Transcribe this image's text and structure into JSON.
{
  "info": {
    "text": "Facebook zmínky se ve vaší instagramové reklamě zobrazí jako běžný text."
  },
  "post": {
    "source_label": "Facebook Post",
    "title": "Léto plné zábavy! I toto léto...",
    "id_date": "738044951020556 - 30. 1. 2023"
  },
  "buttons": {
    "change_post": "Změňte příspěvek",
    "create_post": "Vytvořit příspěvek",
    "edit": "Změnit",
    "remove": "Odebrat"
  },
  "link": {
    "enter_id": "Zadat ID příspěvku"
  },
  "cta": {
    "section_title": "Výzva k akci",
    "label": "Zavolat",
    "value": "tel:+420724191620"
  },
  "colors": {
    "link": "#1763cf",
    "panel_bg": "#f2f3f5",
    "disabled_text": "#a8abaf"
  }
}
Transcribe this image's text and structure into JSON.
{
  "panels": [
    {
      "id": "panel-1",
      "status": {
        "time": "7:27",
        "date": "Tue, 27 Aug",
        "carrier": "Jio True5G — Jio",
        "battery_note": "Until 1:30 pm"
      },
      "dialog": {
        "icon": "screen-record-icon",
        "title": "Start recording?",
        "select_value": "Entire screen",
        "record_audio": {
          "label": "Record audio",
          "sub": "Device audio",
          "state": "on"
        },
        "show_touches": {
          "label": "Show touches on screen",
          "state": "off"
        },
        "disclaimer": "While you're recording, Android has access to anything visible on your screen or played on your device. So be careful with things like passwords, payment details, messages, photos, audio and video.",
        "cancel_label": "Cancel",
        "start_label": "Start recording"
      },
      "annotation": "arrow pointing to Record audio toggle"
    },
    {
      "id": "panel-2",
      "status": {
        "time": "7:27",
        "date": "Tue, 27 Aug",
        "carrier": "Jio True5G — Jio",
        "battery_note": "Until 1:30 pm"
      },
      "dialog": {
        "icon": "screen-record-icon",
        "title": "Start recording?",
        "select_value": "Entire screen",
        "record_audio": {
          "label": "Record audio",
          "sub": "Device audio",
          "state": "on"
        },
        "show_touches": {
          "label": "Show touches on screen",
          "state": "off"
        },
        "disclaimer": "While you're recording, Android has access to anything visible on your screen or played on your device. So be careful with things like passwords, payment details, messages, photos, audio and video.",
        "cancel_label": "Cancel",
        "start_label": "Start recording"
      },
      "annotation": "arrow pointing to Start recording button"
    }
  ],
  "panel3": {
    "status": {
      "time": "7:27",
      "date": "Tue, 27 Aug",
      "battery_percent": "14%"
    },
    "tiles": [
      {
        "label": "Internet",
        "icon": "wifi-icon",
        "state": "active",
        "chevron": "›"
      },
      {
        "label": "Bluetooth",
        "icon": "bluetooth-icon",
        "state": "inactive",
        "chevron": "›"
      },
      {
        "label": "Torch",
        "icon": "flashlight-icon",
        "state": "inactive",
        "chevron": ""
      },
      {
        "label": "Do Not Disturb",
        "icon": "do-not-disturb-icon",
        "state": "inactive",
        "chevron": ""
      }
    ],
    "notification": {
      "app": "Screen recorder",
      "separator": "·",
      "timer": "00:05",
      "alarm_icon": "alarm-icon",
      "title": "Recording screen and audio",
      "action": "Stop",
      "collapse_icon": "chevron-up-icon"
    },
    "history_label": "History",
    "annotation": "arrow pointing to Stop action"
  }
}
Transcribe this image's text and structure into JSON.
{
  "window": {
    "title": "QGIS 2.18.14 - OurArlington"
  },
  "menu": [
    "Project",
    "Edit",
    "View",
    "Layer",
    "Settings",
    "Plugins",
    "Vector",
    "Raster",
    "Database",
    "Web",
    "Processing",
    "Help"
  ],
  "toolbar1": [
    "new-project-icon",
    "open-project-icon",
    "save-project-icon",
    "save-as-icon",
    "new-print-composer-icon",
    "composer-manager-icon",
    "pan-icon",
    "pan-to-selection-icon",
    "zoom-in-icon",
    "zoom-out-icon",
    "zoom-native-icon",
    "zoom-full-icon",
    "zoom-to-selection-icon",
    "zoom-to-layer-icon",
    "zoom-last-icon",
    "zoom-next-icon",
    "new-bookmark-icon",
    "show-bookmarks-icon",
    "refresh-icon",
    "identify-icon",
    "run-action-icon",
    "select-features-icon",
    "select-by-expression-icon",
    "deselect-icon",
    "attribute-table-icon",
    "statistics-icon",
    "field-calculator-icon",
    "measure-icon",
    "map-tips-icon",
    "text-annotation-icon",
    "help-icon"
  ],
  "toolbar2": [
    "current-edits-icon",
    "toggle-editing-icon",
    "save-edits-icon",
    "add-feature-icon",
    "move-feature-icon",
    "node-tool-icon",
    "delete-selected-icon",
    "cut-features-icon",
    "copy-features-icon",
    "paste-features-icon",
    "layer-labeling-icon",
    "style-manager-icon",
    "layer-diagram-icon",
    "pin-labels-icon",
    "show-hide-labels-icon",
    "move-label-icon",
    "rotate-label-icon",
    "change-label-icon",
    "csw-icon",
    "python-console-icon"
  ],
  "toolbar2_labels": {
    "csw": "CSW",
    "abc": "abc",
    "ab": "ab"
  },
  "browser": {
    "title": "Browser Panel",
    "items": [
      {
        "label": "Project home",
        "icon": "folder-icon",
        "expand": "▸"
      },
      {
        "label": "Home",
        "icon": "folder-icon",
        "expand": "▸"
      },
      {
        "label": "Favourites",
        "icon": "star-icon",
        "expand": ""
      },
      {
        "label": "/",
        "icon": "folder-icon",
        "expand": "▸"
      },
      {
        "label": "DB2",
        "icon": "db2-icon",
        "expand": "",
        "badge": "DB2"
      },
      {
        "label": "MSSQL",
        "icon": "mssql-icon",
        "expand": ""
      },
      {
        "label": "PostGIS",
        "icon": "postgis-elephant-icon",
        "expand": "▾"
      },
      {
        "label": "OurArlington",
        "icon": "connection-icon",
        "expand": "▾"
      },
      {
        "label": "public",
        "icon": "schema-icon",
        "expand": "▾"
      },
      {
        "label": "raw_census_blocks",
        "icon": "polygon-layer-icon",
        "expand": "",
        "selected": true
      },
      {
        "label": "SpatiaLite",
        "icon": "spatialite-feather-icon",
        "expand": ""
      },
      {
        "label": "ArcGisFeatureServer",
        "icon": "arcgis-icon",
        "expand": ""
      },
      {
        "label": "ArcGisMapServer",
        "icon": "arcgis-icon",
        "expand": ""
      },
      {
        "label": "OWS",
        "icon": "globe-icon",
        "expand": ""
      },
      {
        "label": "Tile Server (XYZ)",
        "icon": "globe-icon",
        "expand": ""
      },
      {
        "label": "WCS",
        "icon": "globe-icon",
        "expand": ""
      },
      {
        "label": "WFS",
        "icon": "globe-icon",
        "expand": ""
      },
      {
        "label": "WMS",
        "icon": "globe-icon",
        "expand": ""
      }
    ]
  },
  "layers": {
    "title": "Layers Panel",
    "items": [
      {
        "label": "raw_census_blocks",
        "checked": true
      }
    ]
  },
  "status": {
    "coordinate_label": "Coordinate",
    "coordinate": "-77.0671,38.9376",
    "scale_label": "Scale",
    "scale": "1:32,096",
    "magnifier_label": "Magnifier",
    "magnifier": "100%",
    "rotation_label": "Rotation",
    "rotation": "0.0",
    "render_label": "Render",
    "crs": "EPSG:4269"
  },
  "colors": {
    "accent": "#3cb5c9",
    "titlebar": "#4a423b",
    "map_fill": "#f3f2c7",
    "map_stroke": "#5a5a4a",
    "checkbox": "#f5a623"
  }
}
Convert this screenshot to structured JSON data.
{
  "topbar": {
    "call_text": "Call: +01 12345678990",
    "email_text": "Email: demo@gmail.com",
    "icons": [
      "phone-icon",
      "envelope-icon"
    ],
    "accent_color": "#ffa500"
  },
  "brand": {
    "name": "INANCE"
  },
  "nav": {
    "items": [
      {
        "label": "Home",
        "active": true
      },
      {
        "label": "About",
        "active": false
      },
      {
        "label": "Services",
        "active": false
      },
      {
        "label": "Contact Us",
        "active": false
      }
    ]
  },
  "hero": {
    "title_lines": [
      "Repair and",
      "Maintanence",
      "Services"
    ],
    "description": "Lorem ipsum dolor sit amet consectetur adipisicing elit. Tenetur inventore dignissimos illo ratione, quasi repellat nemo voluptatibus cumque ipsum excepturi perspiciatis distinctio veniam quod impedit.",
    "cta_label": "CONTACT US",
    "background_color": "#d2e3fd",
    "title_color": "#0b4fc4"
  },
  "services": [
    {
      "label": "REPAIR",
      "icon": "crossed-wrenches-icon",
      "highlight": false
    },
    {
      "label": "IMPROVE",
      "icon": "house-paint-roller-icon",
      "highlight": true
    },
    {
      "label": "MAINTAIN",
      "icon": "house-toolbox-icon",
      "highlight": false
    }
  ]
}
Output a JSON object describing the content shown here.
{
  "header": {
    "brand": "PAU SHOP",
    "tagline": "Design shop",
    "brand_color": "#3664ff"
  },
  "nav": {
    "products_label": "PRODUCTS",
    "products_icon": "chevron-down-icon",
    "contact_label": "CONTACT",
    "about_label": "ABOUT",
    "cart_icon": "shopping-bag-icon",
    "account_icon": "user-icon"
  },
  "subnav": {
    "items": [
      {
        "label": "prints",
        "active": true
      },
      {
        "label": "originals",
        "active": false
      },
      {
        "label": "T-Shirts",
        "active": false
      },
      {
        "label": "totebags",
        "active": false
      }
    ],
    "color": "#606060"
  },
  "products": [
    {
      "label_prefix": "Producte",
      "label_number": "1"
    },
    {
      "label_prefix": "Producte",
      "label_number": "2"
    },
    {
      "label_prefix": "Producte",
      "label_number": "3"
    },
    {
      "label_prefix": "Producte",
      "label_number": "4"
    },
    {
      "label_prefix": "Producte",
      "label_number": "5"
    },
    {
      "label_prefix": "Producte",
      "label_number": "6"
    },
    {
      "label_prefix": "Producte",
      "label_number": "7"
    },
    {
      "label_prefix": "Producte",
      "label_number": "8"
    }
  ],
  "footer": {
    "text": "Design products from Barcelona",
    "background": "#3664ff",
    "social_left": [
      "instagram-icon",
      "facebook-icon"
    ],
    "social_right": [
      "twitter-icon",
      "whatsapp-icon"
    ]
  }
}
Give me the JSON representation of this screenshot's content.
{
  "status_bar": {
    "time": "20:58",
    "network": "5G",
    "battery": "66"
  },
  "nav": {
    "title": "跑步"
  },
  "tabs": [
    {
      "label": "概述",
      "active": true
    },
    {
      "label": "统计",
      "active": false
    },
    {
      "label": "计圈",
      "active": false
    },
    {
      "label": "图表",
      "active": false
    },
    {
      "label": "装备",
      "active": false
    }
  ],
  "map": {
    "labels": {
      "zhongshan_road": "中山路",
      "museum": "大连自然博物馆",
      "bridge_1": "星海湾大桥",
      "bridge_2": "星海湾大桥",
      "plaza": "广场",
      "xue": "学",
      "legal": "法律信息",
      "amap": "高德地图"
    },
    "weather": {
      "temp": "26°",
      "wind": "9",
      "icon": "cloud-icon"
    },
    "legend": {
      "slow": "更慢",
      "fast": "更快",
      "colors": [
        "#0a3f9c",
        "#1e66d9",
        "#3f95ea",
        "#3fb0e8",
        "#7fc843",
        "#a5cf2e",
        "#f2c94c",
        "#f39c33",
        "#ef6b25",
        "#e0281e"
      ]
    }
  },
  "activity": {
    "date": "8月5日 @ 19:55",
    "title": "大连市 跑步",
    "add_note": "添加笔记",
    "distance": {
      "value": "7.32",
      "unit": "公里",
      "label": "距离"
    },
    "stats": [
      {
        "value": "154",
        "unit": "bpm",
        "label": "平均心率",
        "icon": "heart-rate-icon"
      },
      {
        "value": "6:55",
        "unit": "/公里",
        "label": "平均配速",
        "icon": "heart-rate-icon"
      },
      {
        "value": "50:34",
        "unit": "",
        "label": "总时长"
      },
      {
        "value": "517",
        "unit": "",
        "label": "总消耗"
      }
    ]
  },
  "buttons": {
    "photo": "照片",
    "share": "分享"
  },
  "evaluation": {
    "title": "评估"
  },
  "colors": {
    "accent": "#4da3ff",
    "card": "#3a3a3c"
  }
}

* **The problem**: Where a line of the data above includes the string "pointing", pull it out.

* **Task response**:
      "annotation": "arrow pointing to Record audio toggle"
      "annotation": "arrow pointing to Start recording button"
    "annotation": "arrow pointing to Stop action"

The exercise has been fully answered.